Voodoo, above-ground cemeteries, and a penchant for eccentric costumes make New Orleans, Louisiana, the primo Deep South Halloween destination. The city has been nicknamed the "Cities of the Dead" for its famous, sometimes centuries-old cemeteries. You can tour these—with so-called voodoo queens and the like—any time of year, but Halloween makes them extra spooky.
Similar to its world-renowned Mardi Gras bash (but not quite as big) is the city's official Krewe of BOO! Halloween Parade. Originated by Blaine Kern Sr.—Mr. Mardi Gras himself—the procession features more than a dozen of his signature papier-maché, puppet-inspired floats, plus a slew of marching bands and dance "krewes." In 2020, the parade has been canceled.
For kids, there's the Audubon Zoo's annual Boo at the Zoo event comprising mazes, a haunted house, festive treats, and interactive activities involving the animals. It typically takes place at night, but in 2020, it will be a daytime event on Saturdays and Sundays from October 17 through 25.
Then, for adults, there's the mystical Endless Night Vampire Ball. This masquerade taking place annually at the House of Blues enforces a strictly on-theme dress code and features live bands until 3 a.m. (plus a group howl at midnight). In 2020, it's been canceled.
Popular theme parks and warm weather make Florida a worthy Halloween destination. Ybor City in Tampa hosts a Latin-themed Guavaween with food, live music, a costume contest, and screenings of old horror films, but in the euphoric kids' paradise of Orlando, the parties are even more abundant.
Walt Disney World plays host to Mickey's Not-So-Scary Halloween Party featuring a parade of Disney villains, a special gathering at Cinderella Castle, roaming characters in costume, themed games, rides, shows, and more. This event typically starts as early as mid-August and runs through October, but in 2020, it's been canceled. The Orlando version of Universal's Halloween Horror Nights—similar to the one held in Los Angeles—has been canceled, too.
SeaWorld puts on an annual Halloween Spooktacular featuring trick-or-treating with an oceanic theme (think: mermaids and other underwater wonders). In 2020, the event will take place on Saturdays and Sundays through November 1, plus Friday, October 30. Likewise, LEGOLAND's Brick or Treat (your average trick-or-treat, but with exclusive shows and costumed LEGO characters) will take place every Saturday and Sunday in October this year.

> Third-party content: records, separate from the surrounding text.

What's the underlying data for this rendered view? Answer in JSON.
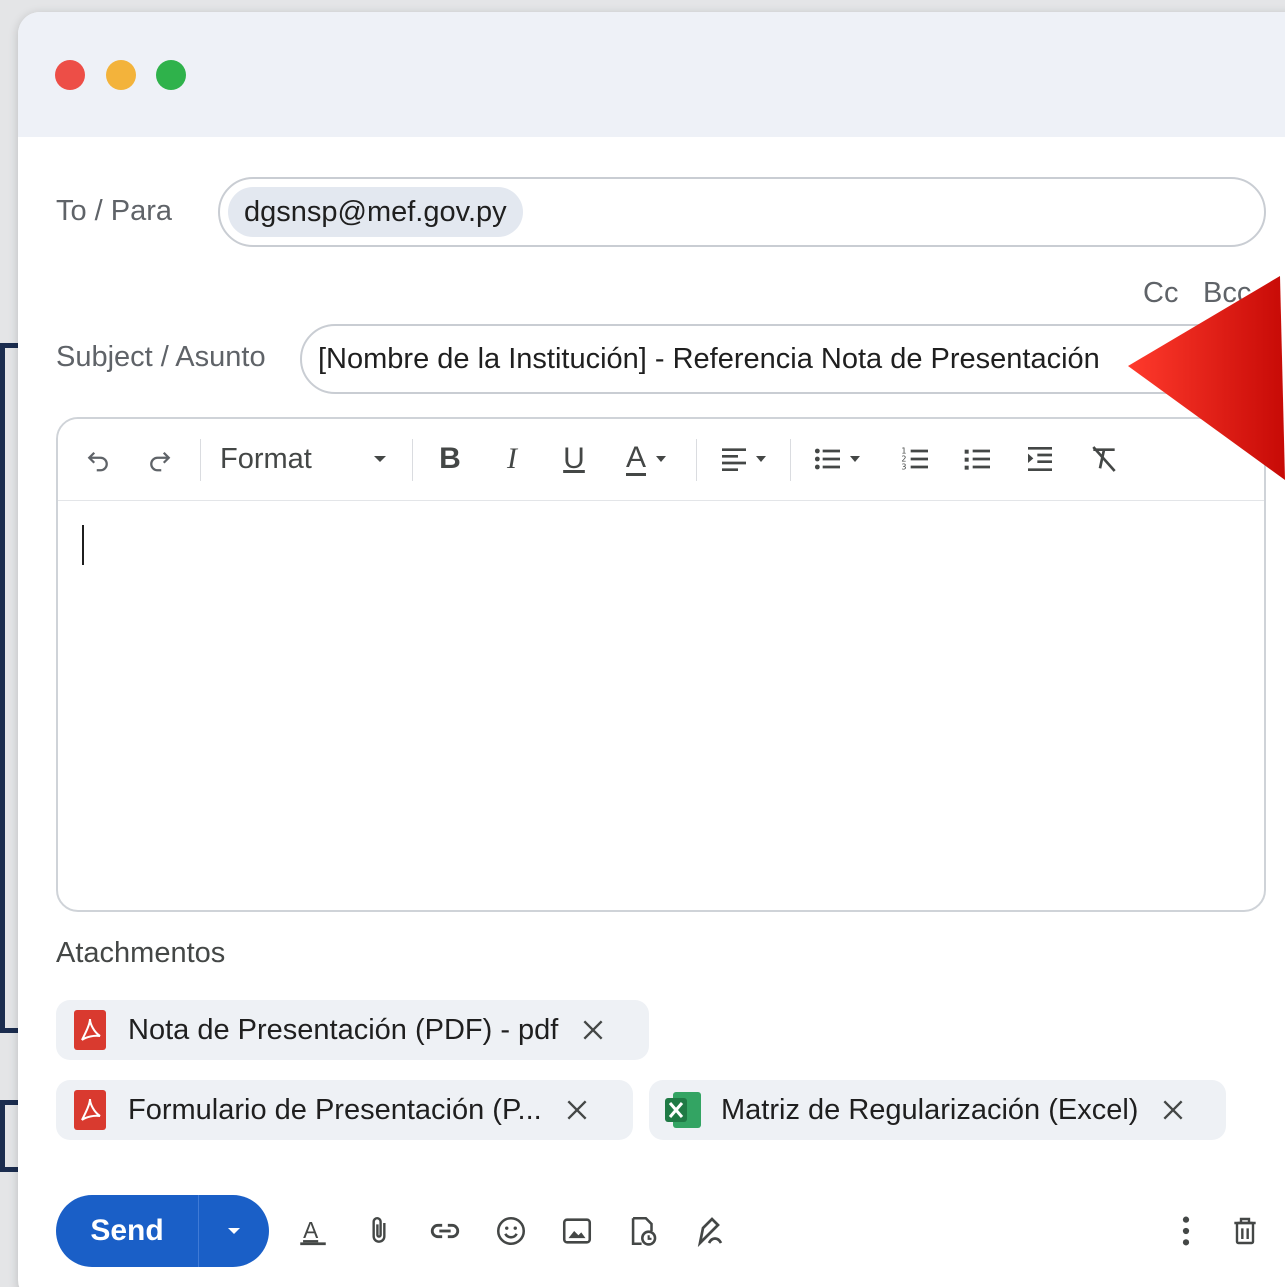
{
  "compose": {
    "to_label": "To / Para",
    "to_recipient": "dgsnsp@mef.gov.py",
    "cc_label": "Cc",
    "bcc_label": "Bcc",
    "subject_label": "Subject / Asunto",
    "subject_value": "[Nombre de la Institución] - Referencia Nota de Presentación"
  },
  "toolbar": {
    "format_label": "Format",
    "bold": "B",
    "italic": "I",
    "underline": "U",
    "text_color": "A"
  },
  "attachments": {
    "title": "Atachmentos",
    "items": [
      {
        "name": "Nota de Presentación (PDF) - pdf",
        "icon": "pdf-icon"
      },
      {
        "name": "Formulario de Presentación (P...",
        "icon": "pdf-icon"
      },
      {
        "name": "Matriz de Regularización (Excel)",
        "icon": "excel-icon"
      }
    ]
  },
  "footer": {
    "send_label": "Send"
  },
  "colors": {
    "send_button": "#1a5fc7",
    "pdf_icon": "#d93a2f",
    "excel_icon": "#1f7a45",
    "annotation_arrow": "#e8130f",
    "connector_lines": "#1b2d4f"
  }
}
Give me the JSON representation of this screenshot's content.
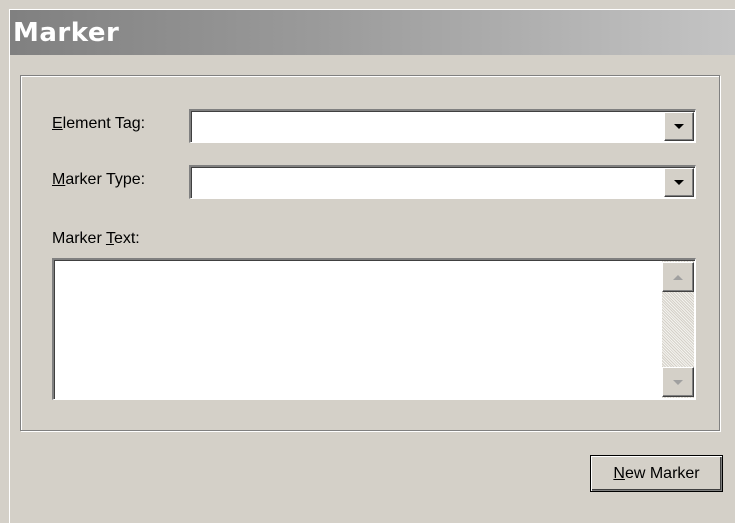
{
  "title": "Marker",
  "form": {
    "element_tag": {
      "label_mnemonic": "E",
      "label_rest": "lement Tag:",
      "value": ""
    },
    "marker_type": {
      "label_mnemonic": "M",
      "label_rest": "arker Type:",
      "value": ""
    },
    "marker_text": {
      "label_before": "Marker ",
      "label_mnemonic": "T",
      "label_rest": "ext:",
      "value": ""
    }
  },
  "buttons": {
    "new_marker": {
      "label_mnemonic": "N",
      "label_rest": "ew Marker"
    }
  },
  "icons": {
    "dropdown": "chevron-down-icon",
    "scroll_up": "scroll-up-arrow-icon",
    "scroll_down": "scroll-down-arrow-icon"
  },
  "colors": {
    "face": "#d4d0c8",
    "title_gradient_start": "#808080",
    "title_gradient_end": "#c4c4c4",
    "title_text": "#ffffff"
  }
}
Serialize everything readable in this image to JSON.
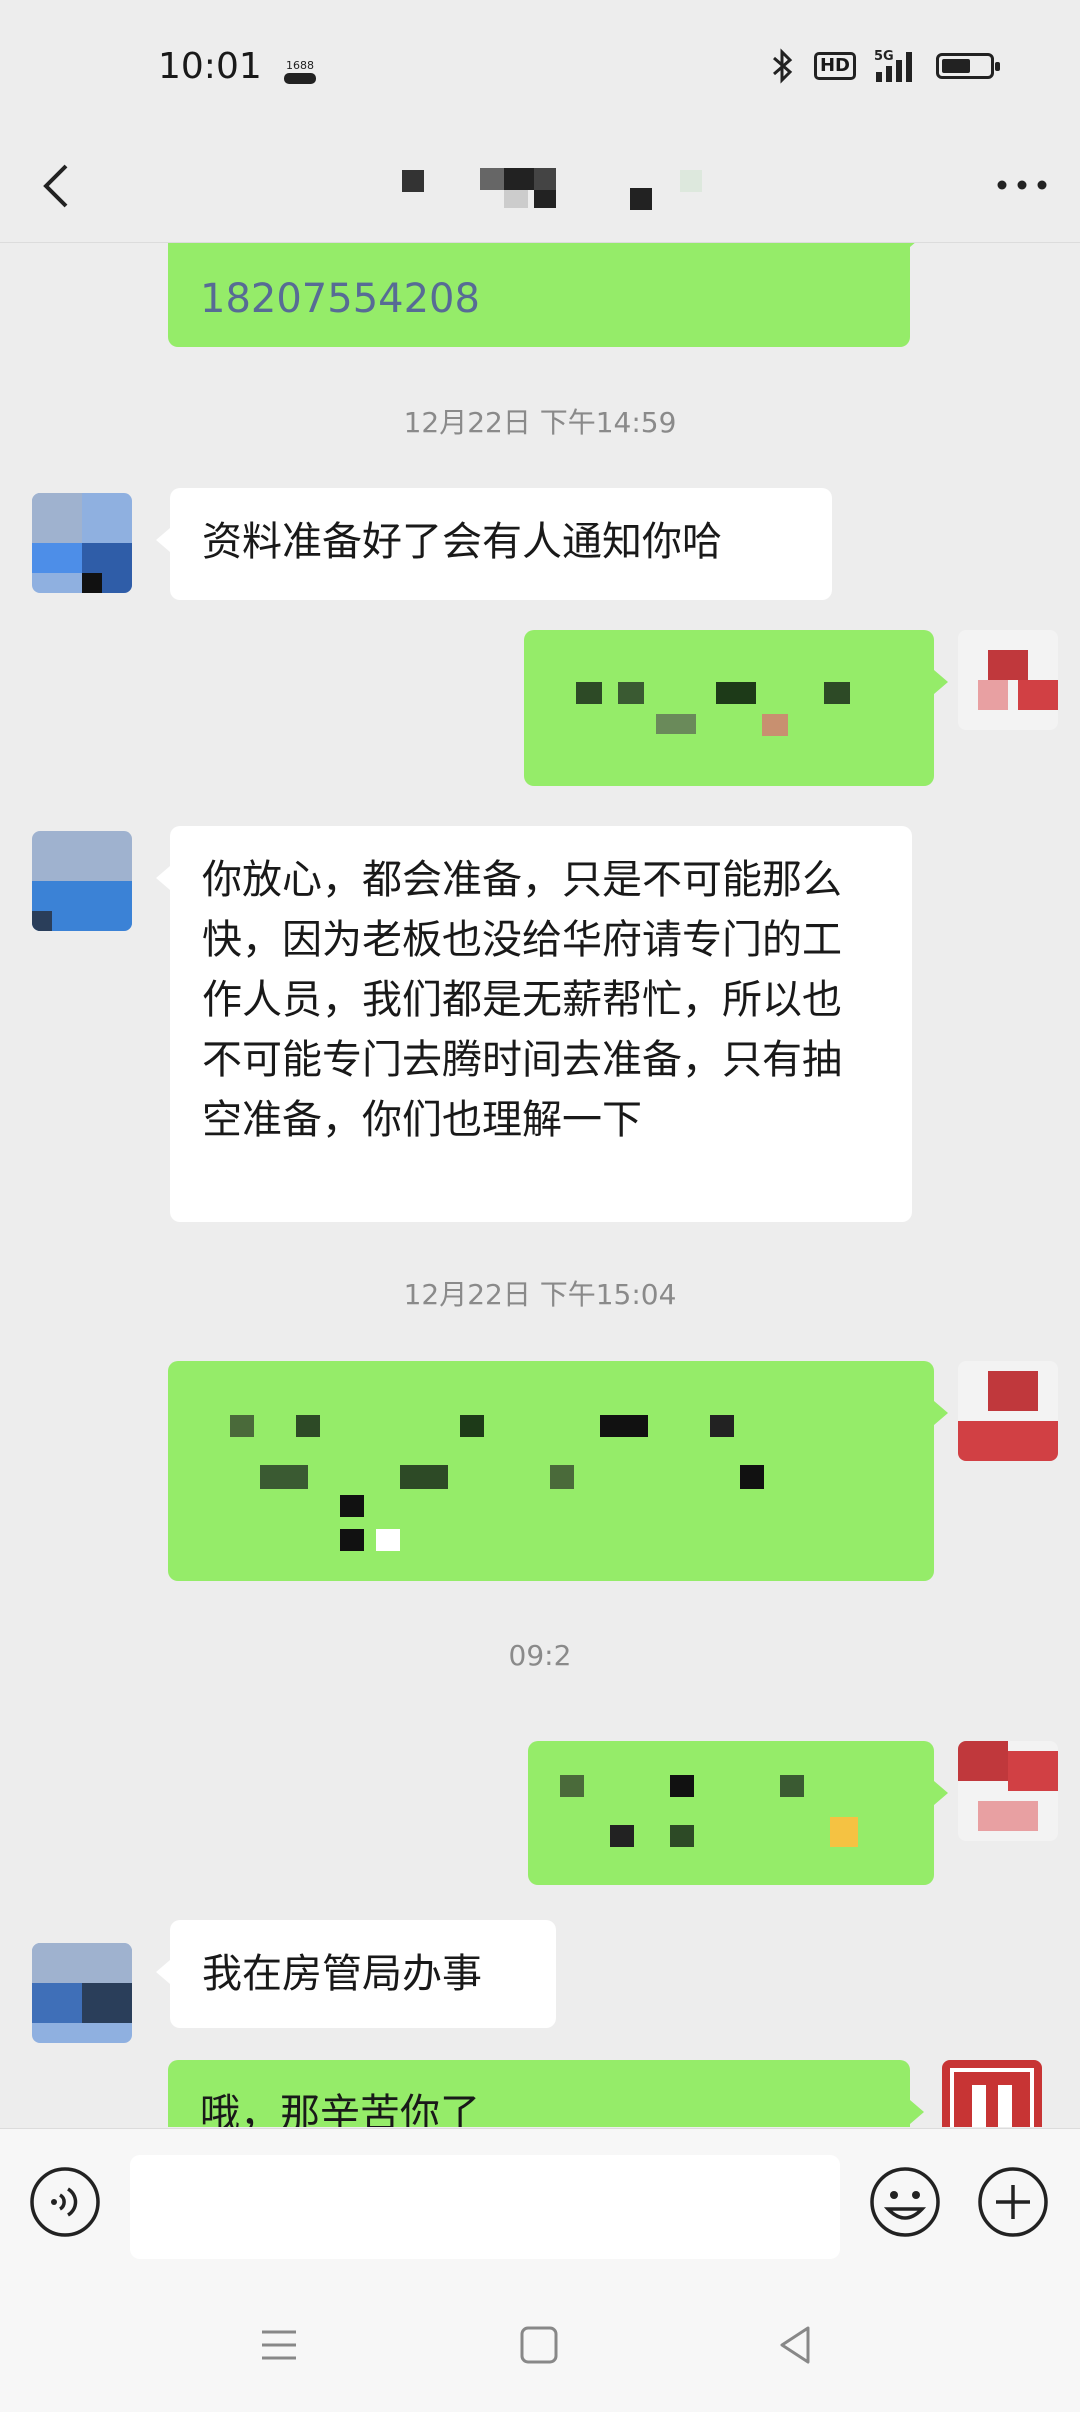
{
  "status_bar": {
    "time": "10:01",
    "app_badge": "1688",
    "hd_label": "HD",
    "network": "5G",
    "battery_level": 0.6
  },
  "header": {
    "title": ""
  },
  "messages": [
    {
      "type": "sent_partial",
      "phone": "18207554208"
    },
    {
      "type": "timestamp",
      "text": "12月22日 下午14:59"
    },
    {
      "type": "received",
      "text": "资料准备好了会有人通知你哈"
    },
    {
      "type": "sent",
      "text": ""
    },
    {
      "type": "received",
      "text": "你放心，都会准备，只是不可能那么快，因为老板也没给华府请专门的工作人员，我们都是无薪帮忙，所以也不可能专门去腾时间去准备，只有抽空准备，你们也理解一下"
    },
    {
      "type": "timestamp",
      "text": "12月22日 下午15:04"
    },
    {
      "type": "sent",
      "text": ""
    },
    {
      "type": "timestamp",
      "text": "09:2"
    },
    {
      "type": "sent",
      "text": ""
    },
    {
      "type": "received",
      "text": "我在房管局办事"
    },
    {
      "type": "sent",
      "text": "哦，那辛苦你了"
    }
  ],
  "input_bar": {
    "placeholder": ""
  },
  "colors": {
    "sent_bubble": "#95ec69",
    "received_bubble": "#ffffff",
    "background": "#ededed",
    "link": "#576b95"
  }
}
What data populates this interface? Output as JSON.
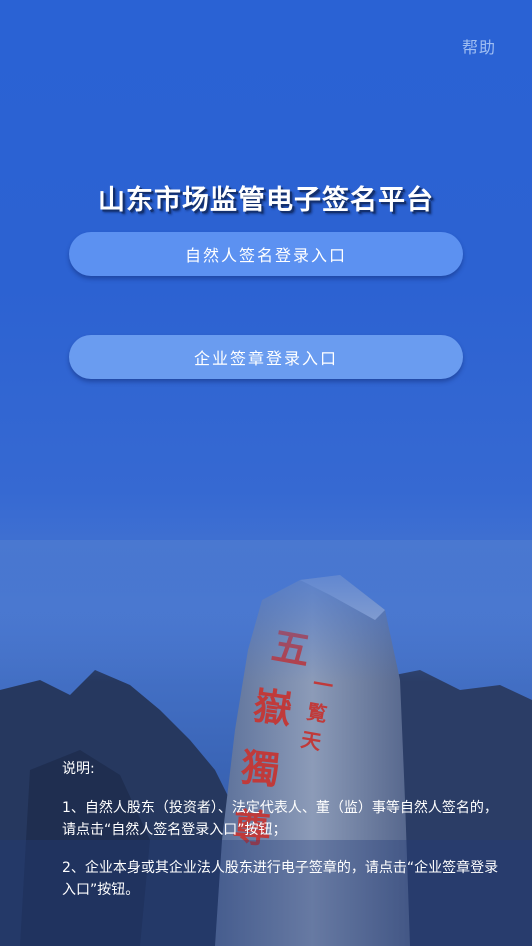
{
  "header": {
    "help_label": "帮助"
  },
  "main": {
    "title": "山东市场监管电子签名平台",
    "buttons": {
      "person_entry": "自然人签名登录入口",
      "company_entry": "企业签章登录入口"
    },
    "background_image": {
      "subject": "泰山“五岳独尊”题刻石",
      "carved_text": "五嶽獨尊",
      "side_text": "一览天下"
    }
  },
  "instructions": {
    "heading": "说明:",
    "items": [
      "1、自然人股东（投资者）、法定代表人、董（监）事等自然人签名的，请点击“自然人签名登录入口”按钮；",
      "2、企业本身或其企业法人股东进行电子签章的，请点击“企业签章登录入口”按钮。"
    ]
  },
  "colors": {
    "background_top": "#2a62d4",
    "button_primary": "#5c91f1",
    "button_secondary": "#6a9cf0",
    "help_text": "#9fbef2",
    "carved_red": "#c03a3a"
  }
}
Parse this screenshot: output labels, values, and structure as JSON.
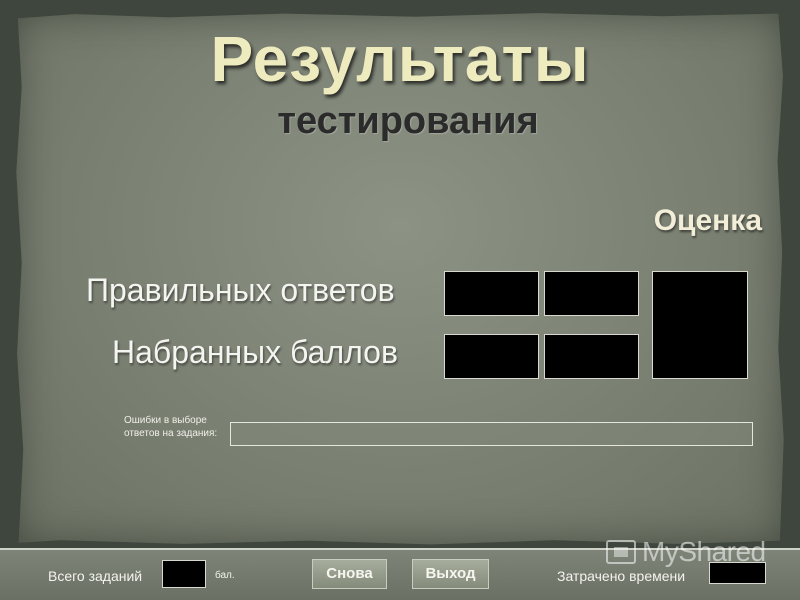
{
  "header": {
    "title": "Результаты",
    "subtitle": "тестирования"
  },
  "results": {
    "grade_label": "Оценка",
    "correct_label": "Правильных ответов",
    "points_label": "Набранных баллов",
    "errors_label": "Ошибки в выборе ответов на задания:"
  },
  "footer": {
    "total_label": "Всего заданий",
    "unit_label": "бал.",
    "again_label": "Снова",
    "exit_label": "Выход",
    "time_label": "Затрачено времени"
  },
  "watermark": {
    "text": "MyShared"
  },
  "colors": {
    "title": "#eeecbf",
    "subtitle": "#2b2b2b",
    "board": "#7a8072",
    "box": "#000000"
  }
}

Whereas U.S. theme parks manufacture artificial thrills, Charleston, South Carolina, is authentically scary, as it's home to a number of old plantations, Civil War-era cemeteries, and a culture rife with eerie folk tales. You'll even notice that nearly every porch ceiling along Rainbow Row is painted blue to ward off evil spirits, as legend goes.
Ghost hunting is a year-round pastime in this historic city, with paranormal-centered tours happening nightly. The Old City Jail, which once held Civil War prisoners, pirates, and other criminals between 1800 and 1940, hosts one of its own. Other popular ghost tours include that of the Magnolia Cemetery, the USS Yorktown aircraft carrier, of the city's oldest pubs, and the Old Exchange's spooky Provost Dungeon.
Additionally, one of the most well-known plantations, Boone Hall, celebrates its ghostly reputation with Fright Nights, a three-part haunted house event featuring a hayride through the woods.